Search the entries below for "this" and copy each matching line.

::::::::

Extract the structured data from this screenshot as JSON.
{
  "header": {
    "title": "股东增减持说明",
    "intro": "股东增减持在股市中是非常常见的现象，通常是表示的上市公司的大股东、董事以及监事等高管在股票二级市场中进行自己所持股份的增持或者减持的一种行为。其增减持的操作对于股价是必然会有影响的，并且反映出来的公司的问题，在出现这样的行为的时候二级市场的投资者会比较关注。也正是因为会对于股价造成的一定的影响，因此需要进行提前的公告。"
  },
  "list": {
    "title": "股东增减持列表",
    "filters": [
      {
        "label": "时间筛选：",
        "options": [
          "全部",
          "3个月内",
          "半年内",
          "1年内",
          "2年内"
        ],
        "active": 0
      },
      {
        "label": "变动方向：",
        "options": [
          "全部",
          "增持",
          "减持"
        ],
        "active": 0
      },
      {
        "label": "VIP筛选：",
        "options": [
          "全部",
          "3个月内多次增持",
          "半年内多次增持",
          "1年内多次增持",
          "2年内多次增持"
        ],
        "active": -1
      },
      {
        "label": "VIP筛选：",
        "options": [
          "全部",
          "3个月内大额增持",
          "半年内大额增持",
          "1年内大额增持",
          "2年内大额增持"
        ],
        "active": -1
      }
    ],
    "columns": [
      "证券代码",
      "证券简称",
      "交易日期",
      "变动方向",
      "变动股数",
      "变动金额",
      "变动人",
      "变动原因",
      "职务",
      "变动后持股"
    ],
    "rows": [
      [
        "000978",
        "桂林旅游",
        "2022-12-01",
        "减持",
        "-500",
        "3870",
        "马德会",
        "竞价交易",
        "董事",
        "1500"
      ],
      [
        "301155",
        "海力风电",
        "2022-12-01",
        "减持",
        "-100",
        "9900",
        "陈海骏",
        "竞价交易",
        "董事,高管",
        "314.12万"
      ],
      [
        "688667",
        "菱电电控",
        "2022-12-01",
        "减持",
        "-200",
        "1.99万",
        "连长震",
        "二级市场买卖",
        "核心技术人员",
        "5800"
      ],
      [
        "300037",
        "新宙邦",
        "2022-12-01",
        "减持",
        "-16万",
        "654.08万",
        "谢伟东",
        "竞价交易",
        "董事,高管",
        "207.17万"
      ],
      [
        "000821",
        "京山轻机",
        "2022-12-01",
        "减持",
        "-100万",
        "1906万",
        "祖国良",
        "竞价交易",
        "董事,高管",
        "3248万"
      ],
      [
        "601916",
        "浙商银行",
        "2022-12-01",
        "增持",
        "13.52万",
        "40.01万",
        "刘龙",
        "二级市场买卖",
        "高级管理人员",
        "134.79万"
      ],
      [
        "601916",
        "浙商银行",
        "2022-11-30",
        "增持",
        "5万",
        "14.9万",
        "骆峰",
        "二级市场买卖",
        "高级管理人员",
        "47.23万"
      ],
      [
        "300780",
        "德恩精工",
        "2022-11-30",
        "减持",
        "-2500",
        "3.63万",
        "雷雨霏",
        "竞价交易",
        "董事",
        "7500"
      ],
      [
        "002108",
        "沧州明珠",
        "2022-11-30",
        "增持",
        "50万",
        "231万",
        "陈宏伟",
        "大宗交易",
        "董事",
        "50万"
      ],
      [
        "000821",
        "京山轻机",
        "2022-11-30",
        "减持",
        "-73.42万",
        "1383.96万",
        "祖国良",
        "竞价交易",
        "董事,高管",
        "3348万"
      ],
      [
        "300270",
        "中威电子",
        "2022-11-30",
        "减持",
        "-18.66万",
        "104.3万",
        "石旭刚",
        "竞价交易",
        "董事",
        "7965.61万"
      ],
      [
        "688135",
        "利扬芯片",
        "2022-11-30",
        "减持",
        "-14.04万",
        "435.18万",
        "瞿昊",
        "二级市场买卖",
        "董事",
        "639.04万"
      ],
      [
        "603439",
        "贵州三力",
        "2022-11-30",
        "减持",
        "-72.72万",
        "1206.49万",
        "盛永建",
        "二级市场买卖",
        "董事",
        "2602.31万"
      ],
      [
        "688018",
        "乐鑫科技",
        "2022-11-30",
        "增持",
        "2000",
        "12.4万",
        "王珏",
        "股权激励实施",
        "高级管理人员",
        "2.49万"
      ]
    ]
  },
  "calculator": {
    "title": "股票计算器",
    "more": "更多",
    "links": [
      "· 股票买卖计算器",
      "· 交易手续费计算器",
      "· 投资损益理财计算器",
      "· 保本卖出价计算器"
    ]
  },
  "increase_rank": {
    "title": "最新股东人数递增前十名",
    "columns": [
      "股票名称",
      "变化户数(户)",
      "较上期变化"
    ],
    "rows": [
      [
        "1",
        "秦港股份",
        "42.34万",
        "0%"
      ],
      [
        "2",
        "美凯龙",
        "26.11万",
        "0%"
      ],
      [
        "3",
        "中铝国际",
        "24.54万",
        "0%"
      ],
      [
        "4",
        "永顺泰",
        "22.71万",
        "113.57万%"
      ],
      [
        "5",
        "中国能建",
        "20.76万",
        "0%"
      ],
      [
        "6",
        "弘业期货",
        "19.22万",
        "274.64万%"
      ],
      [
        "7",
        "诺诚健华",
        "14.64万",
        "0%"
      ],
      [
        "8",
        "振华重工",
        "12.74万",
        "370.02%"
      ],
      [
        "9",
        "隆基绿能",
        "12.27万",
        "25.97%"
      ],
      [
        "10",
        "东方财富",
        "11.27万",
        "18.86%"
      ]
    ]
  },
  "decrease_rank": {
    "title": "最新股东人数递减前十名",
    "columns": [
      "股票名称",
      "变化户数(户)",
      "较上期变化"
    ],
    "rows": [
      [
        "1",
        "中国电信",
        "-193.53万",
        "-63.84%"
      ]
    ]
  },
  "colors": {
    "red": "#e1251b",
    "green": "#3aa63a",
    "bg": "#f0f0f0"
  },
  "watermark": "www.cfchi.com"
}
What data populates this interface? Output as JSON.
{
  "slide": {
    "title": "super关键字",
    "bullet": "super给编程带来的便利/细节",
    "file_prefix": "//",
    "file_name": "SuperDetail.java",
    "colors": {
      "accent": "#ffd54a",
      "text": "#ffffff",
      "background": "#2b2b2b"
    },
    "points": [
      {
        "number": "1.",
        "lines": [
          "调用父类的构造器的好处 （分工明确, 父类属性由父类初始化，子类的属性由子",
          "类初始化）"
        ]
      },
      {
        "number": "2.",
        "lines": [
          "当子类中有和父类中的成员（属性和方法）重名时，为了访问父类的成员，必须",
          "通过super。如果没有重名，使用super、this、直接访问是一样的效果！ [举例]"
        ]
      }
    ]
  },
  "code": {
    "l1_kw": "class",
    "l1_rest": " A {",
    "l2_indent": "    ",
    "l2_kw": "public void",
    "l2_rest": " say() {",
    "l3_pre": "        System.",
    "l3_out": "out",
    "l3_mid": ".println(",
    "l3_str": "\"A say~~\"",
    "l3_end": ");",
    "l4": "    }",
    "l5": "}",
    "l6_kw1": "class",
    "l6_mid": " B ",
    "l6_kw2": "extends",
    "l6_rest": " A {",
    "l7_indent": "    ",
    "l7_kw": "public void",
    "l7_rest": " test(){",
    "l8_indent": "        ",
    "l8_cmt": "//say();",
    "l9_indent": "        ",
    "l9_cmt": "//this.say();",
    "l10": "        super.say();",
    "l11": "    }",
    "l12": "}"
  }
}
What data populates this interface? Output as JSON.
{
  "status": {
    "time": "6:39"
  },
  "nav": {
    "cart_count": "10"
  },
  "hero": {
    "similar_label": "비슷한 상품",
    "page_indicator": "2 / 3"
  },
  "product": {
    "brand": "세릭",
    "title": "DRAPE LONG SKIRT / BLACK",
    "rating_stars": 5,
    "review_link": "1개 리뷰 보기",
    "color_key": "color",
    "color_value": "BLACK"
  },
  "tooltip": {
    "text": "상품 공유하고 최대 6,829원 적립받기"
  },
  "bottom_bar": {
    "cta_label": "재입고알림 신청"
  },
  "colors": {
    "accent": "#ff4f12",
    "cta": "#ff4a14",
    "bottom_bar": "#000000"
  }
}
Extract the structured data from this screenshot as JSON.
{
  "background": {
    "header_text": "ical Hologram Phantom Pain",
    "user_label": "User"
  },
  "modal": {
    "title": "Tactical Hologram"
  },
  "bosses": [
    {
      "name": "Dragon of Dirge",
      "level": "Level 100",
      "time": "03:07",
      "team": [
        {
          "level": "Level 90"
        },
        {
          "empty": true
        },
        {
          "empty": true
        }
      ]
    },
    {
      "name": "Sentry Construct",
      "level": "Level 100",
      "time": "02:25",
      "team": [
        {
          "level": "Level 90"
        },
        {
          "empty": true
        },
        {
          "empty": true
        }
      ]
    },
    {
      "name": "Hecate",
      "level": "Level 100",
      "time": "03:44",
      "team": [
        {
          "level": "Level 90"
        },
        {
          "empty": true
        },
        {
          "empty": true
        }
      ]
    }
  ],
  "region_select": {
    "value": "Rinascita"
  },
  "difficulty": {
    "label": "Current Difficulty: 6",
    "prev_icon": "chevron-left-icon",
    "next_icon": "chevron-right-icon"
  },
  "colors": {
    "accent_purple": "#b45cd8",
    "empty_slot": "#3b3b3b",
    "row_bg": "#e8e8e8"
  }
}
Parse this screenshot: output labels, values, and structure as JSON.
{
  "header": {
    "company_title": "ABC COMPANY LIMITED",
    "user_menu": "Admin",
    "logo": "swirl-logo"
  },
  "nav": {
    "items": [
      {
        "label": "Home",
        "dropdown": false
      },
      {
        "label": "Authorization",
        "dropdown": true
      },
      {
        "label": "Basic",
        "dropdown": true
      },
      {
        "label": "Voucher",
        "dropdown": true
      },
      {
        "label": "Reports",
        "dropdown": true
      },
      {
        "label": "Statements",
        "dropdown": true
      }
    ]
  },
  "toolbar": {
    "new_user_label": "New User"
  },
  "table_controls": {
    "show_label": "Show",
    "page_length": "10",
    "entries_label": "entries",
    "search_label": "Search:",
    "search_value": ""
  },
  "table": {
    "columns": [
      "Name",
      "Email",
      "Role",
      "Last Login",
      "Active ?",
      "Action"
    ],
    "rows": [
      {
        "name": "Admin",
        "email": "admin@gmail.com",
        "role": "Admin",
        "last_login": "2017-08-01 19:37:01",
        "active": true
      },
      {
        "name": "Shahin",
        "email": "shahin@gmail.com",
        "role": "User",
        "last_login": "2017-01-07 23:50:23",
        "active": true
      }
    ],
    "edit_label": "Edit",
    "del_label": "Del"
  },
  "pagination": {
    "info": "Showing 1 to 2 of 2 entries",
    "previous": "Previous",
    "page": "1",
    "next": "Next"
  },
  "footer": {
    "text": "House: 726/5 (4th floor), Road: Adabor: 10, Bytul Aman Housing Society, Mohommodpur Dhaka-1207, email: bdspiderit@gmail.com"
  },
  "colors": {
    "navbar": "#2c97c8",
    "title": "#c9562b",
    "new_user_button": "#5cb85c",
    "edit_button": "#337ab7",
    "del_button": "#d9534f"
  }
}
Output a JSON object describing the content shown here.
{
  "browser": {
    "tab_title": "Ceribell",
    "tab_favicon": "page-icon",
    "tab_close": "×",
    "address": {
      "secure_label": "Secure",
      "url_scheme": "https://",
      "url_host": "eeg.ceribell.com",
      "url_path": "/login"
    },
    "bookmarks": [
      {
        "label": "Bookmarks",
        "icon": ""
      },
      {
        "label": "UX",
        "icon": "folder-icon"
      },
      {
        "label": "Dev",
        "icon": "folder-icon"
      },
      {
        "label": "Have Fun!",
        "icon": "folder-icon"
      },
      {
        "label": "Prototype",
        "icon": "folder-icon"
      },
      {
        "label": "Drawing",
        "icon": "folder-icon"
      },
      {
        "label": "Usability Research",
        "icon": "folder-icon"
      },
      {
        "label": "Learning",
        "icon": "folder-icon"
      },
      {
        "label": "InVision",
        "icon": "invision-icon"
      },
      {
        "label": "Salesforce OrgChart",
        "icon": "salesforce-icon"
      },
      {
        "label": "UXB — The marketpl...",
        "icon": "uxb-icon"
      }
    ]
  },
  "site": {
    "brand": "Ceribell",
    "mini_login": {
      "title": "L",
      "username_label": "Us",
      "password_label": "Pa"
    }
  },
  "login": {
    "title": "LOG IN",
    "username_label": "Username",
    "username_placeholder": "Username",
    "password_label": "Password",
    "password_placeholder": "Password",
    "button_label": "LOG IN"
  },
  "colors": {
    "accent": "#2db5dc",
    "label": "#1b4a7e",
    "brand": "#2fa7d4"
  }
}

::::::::

● **Solution below**
Extract the structured data from this screenshot as JSON.
What data populates this interface? Output as JSON.
          "通过super。如果没有重名，使用super、this、直接访问是一样的效果！ [举例]"
    "l9_cmt": "//this.say();",
What data populates this interface? Output as JSON.
Extract the structured data from this screenshot as JSON.
Parse this screenshot: output labels, values, and structure as JSON.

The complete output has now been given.